On the North side of the Elbe, the Innere Neustadt (Inner Neustadt) is well worth a wander. It is decidedly upmarket with some very exclusive fashion boutiques and expensive antique shops. Referred to as the Baroque Quarter, there are an abundance of boutiques to be found down passageways and in courtyards that connect the smart elegant streets. For me however, the Äußere Neustadt (Outer Neustadt) was the main attraction. It’s slightly down at heel with graffiti on nearly every wall, but it’s super relaxed and there’s loads going on. It has a similar feel to the Lower East Side or Williamsburg in New York, a creative vibe with some great cafe bars and independent shops. When I visit a city I like to soak up the atmosphere of a place, wander the streets and stop off in cafes and bars to watch the people go by and see a city in action. The Neustadt was perfect for me. It doesn’t have the sights of the Alstadt but it has more of a ‘real’ city atmosphere. The Neustadt’s narrow streets have a bohemian feel with many lively bars and smaller independent shops. While the rebuilt Altstadt is a teaming tourist mecca (albeit a lovely one) with many chain hotels, the Neustadt is where the people of Dresden live and are out walking their dogs, shopping, riding their bikes etc.
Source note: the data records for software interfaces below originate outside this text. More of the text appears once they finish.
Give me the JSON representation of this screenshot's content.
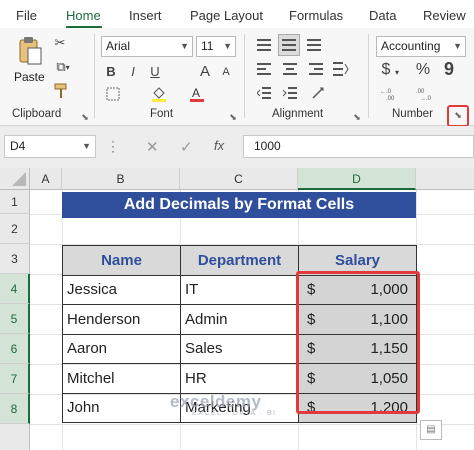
{
  "menu": {
    "tabs": [
      "File",
      "Home",
      "Insert",
      "Page Layout",
      "Formulas",
      "Data",
      "Review"
    ],
    "active": "Home"
  },
  "ribbon": {
    "clipboard": {
      "label": "Clipboard",
      "paste_label": "Paste"
    },
    "font": {
      "label": "Font",
      "font_name": "Arial",
      "font_size": "11",
      "bold": "B",
      "italic": "I",
      "underline": "U",
      "grow": "A",
      "shrink": "A"
    },
    "alignment": {
      "label": "Alignment"
    },
    "number": {
      "label": "Number",
      "format": "Accounting",
      "currency": "$",
      "percent": "%",
      "comma": "9"
    }
  },
  "formula_bar": {
    "name_box": "D4",
    "fx": "fx",
    "value": "1000"
  },
  "columns": [
    "A",
    "B",
    "C",
    "D"
  ],
  "rows": [
    "1",
    "2",
    "3",
    "4",
    "5",
    "6",
    "7",
    "8"
  ],
  "sheet": {
    "title": "Add Decimals by Format Cells",
    "headers": {
      "name": "Name",
      "department": "Department",
      "salary": "Salary"
    },
    "records": [
      {
        "name": "Jessica",
        "department": "IT",
        "currency": "$",
        "salary": "1,000"
      },
      {
        "name": "Henderson",
        "department": "Admin",
        "currency": "$",
        "salary": "1,100"
      },
      {
        "name": "Aaron",
        "department": "Sales",
        "currency": "$",
        "salary": "1,150"
      },
      {
        "name": "Mitchel",
        "department": "HR",
        "currency": "$",
        "salary": "1,050"
      },
      {
        "name": "John",
        "department": "Marketing",
        "currency": "$",
        "salary": "1,200"
      }
    ]
  },
  "watermark": {
    "main": "exceldemy",
    "sub": "EXCEL · DATA · BI"
  },
  "colors": {
    "accent": "#1e6b3a",
    "title_bg": "#2f4e9c",
    "highlight": "#e03a3a"
  }
}
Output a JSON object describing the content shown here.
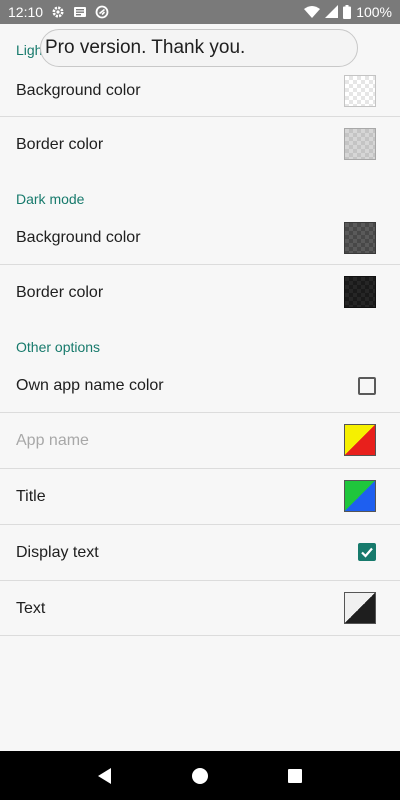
{
  "status_bar": {
    "time": "12:10",
    "left_icons": [
      "gear-icon",
      "newspaper-icon",
      "sync-icon"
    ],
    "right_icons": [
      "wifi-icon",
      "signal-icon",
      "battery-icon"
    ],
    "battery": "100%"
  },
  "toast": {
    "text": "Pro version. Thank you."
  },
  "sections": {
    "light": {
      "header": "Ligh",
      "background_color_label": "Background color",
      "border_color_label": "Border color"
    },
    "dark": {
      "header": "Dark mode",
      "background_color_label": "Background color",
      "border_color_label": "Border color"
    },
    "other": {
      "header": "Other options",
      "own_app_name_color_label": "Own app name color",
      "own_app_name_color_checked": false,
      "app_name_label": "App name",
      "title_label": "Title",
      "display_text_label": "Display text",
      "display_text_checked": true,
      "text_label": "Text"
    }
  },
  "swatch_colors": {
    "app_name": [
      "#f6f000",
      "#e8201c"
    ],
    "title": [
      "#1fc63c",
      "#1e5ff0"
    ],
    "text": [
      "#f0f0f0",
      "#1e1e1e"
    ]
  },
  "accent_color": "#177a6c",
  "nav_bar": {
    "icons": [
      "back-icon",
      "home-icon",
      "recents-icon"
    ]
  }
}
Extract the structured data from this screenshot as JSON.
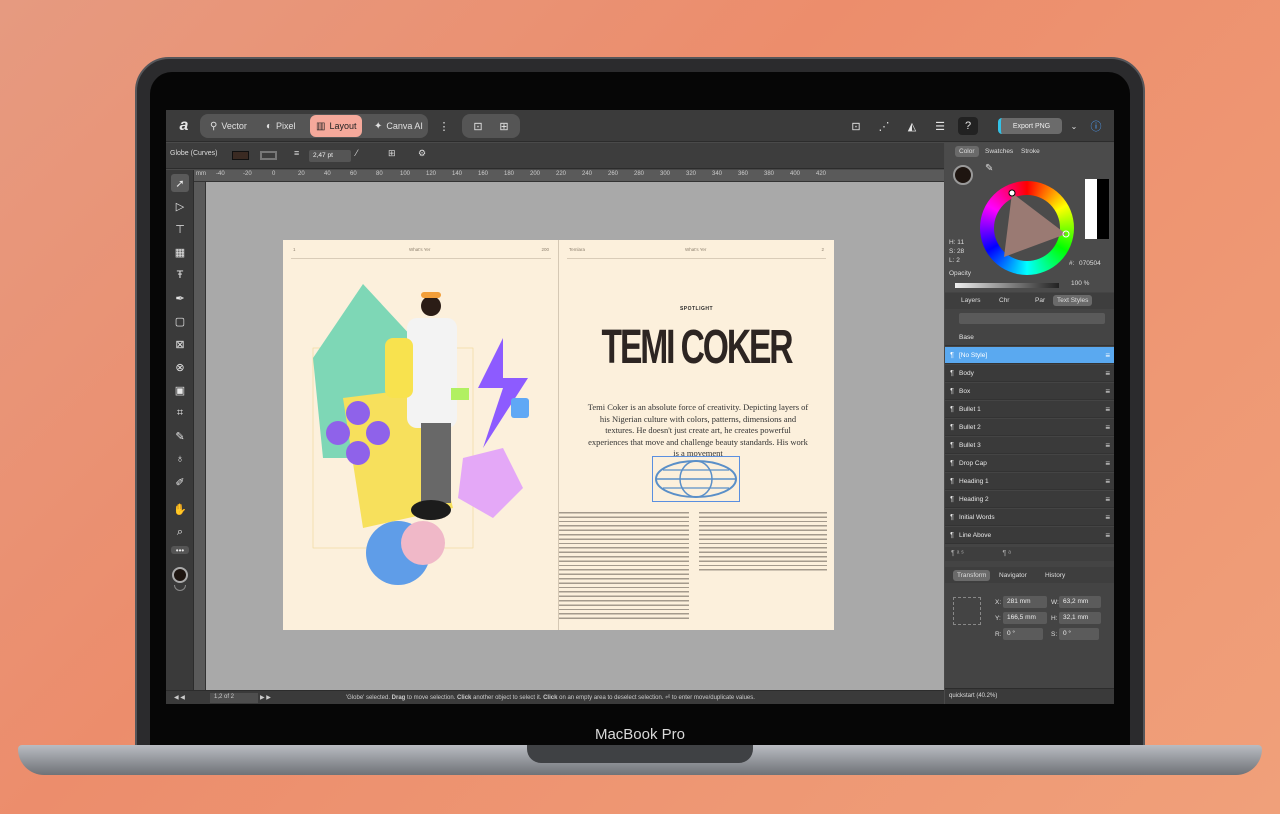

Sadly some interesting old apartment buildings are in a very bad condition, having suffered neglect under the communist regime, but many have been beautifully renovated and there are photo opportunities on practically every street with many of the buildings painted in different colours.
We visited a lovely authentic German restaurant which I would highly recommend, Planwirtschaft, which is tucked away in a little courtyard in Äußere Neustadt at Louisenstraße 20. The place itself is very cute and homely with old wooden tables and chairs, low level lighting, candles on all of the tables, glass jars and old fashioned scales on wooden shelves and vintage typewriters and old signs on the walls. It’s the type of place where you feel instantly comfortable, it’s super relaxed and the staff are really friendly to match the atmosphere. We actually went twice, the first time for an evening meal and then for a late brunch on the Sunday. The food was great, like well executed home cooking, both filling and tasty. Both times we sampled some fine local cuisine including a beef goulash with bread dumplings and soljanka, a rich tomato based hearty soup traditionally made with leftovers. Because of the location of the city being only 30 miles from the Czech border, local cuisine has a distinctly Eastern European / Russian leaning, which was perfect for the cold weather.
Our other meals were good too and we thought eating (and drinking) out was generally cheaper than it is in the UK. Supermarkets seemed super cheap for grabbing bits to snack on during the day. We stopped at lots of different bars and cafes while we meandered through the city and sampled some fine beer and great coffee. To be honest our weekend there couldn’t have been more of a success, and we definitely plan to visit again.